Instructions for the task =>
Reproduce each line from the records that holds "comment".

Data records
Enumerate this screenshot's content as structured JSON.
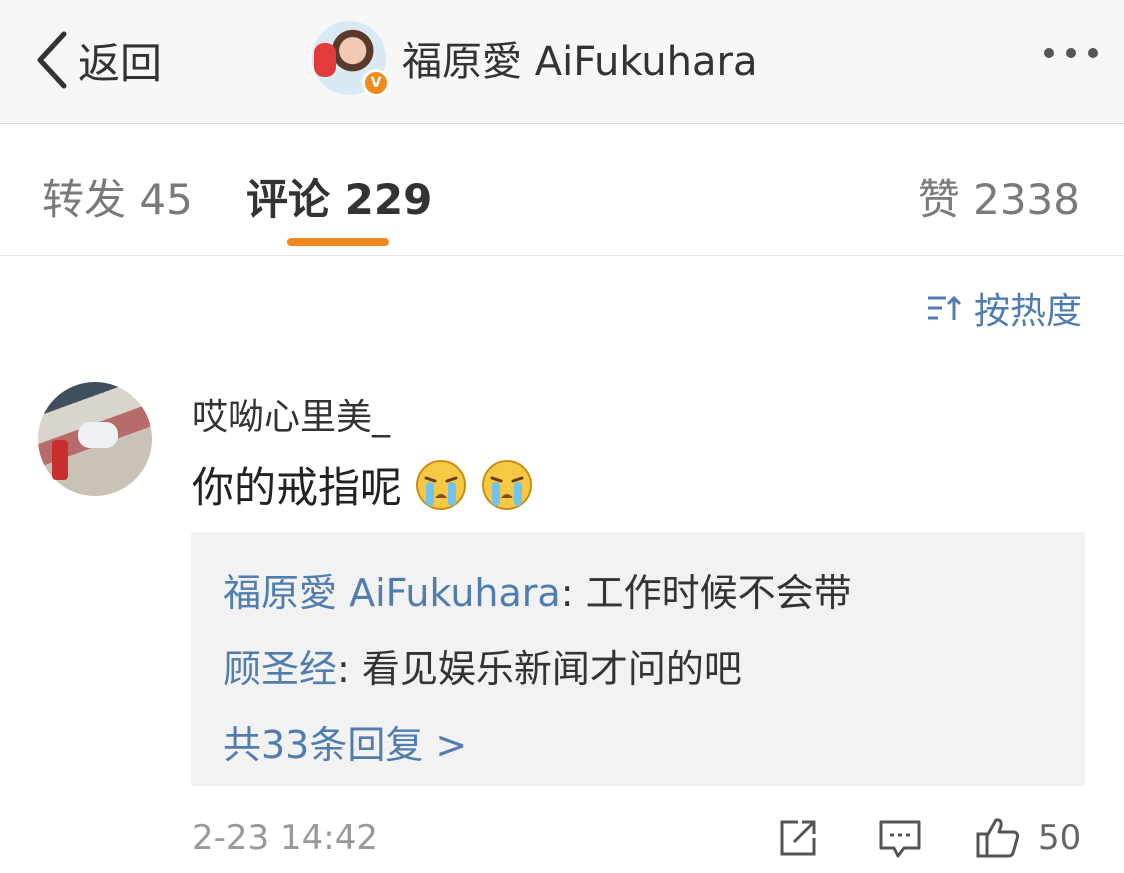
{
  "header": {
    "back_label": "返回",
    "title": "福原愛 AiFukuhara",
    "verified_badge": "V",
    "more_icon": "more-horizontal-icon"
  },
  "tabs": {
    "repost": "转发 45",
    "comment": "评论 229",
    "like": "赞 2338",
    "active": "comment"
  },
  "sort": {
    "label": "按热度",
    "icon": "sort-icon"
  },
  "comment": {
    "username": "哎呦心里美_",
    "text": "你的戒指呢",
    "emoji": [
      "crying-emoji",
      "crying-emoji"
    ],
    "replies": [
      {
        "name": "福原愛 AiFukuhara",
        "text": ": 工作时候不会带"
      },
      {
        "name": "顾圣经",
        "text": ": 看见娱乐新闻才问的吧"
      }
    ],
    "more_replies": "共33条回复 >",
    "time": "2-23 14:42",
    "like_count": "50"
  },
  "colors": {
    "accent": "#f08a1c",
    "link": "#507daf",
    "reply_bg": "#f2f2f2",
    "topbar_bg": "#f7f7f7"
  }
}
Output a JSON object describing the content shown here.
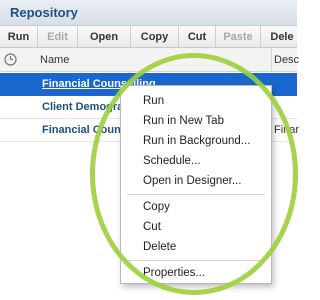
{
  "window": {
    "title": "Repository"
  },
  "toolbar": {
    "buttons": [
      {
        "label": "Run",
        "enabled": true
      },
      {
        "label": "Edit",
        "enabled": false
      },
      {
        "label": "Open",
        "enabled": true
      },
      {
        "label": "Copy",
        "enabled": true
      },
      {
        "label": "Cut",
        "enabled": true
      },
      {
        "label": "Paste",
        "enabled": false
      },
      {
        "label": "Dele",
        "enabled": true
      }
    ]
  },
  "columns": {
    "name": "Name",
    "description": "Desc",
    "status_icon": "clock-icon"
  },
  "rows": [
    {
      "name": "Financial Counselling",
      "description": "",
      "selected": true
    },
    {
      "name": "Client Demogra",
      "description": "",
      "selected": false
    },
    {
      "name": "Financial Coun",
      "description": "Finar",
      "selected": false
    }
  ],
  "context_menu": {
    "items": [
      "Run",
      "Run in New Tab",
      "Run in Background...",
      "Schedule...",
      "Open in Designer...",
      "Copy",
      "Cut",
      "Delete",
      "Properties..."
    ]
  },
  "colors": {
    "selection": "#1a68cf",
    "title_text": "#1f4f86",
    "highlight_ellipse": "#9ccf3b"
  }
}
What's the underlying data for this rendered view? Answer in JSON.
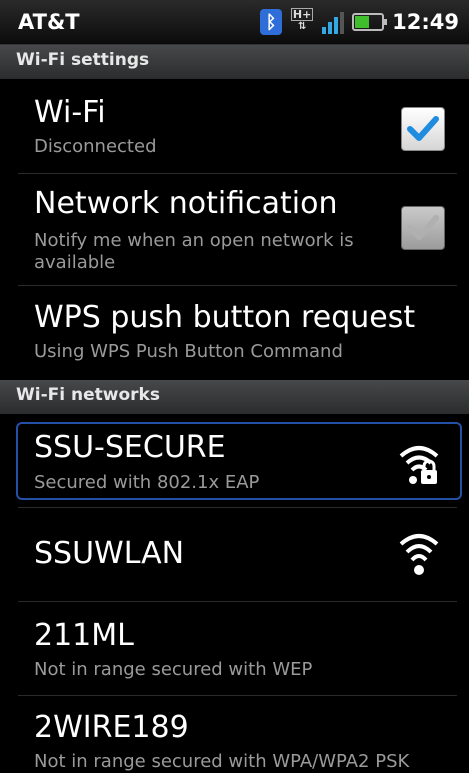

Task answer =>
    "comment": "评论 229",
    "active": "comment"
  "comment": {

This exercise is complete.